§ TASK INSTRUCTIONS: Please work out how many lines in the records below include the word "JSON", and reply with that number only.

[Extracted data entries]
_ _ _ _ _ _ _

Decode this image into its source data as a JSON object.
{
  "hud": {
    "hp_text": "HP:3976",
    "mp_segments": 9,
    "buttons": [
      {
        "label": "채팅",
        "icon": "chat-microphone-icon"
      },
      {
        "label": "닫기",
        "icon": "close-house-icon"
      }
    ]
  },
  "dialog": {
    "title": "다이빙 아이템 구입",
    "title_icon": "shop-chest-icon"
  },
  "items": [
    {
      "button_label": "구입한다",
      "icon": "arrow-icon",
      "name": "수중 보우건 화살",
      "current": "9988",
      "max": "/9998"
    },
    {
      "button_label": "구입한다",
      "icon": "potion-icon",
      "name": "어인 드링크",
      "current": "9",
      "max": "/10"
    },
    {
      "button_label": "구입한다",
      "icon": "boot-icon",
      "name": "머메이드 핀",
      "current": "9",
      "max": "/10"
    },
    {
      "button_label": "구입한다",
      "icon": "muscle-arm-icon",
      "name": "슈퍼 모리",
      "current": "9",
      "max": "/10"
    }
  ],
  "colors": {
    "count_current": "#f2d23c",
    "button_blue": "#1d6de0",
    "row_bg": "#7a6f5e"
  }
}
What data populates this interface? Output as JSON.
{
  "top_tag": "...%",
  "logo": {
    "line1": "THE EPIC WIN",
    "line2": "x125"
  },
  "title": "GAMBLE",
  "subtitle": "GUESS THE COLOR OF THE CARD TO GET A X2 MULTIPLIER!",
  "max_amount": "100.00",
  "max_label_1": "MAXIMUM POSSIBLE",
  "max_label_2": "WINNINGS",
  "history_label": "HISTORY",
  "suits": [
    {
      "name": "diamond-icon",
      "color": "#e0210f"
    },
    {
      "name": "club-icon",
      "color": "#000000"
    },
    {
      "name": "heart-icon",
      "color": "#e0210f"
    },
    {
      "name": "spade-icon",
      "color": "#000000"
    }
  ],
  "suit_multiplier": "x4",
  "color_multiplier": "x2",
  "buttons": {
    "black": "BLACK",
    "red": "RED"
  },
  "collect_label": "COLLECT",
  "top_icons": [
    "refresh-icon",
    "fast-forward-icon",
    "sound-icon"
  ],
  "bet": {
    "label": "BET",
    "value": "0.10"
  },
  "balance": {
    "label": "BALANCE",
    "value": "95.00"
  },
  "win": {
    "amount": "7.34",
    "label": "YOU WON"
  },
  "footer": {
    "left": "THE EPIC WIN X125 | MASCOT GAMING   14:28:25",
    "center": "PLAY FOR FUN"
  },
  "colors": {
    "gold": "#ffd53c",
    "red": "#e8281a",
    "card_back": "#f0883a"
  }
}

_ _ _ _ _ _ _

§ EXERCISE RESULT: 2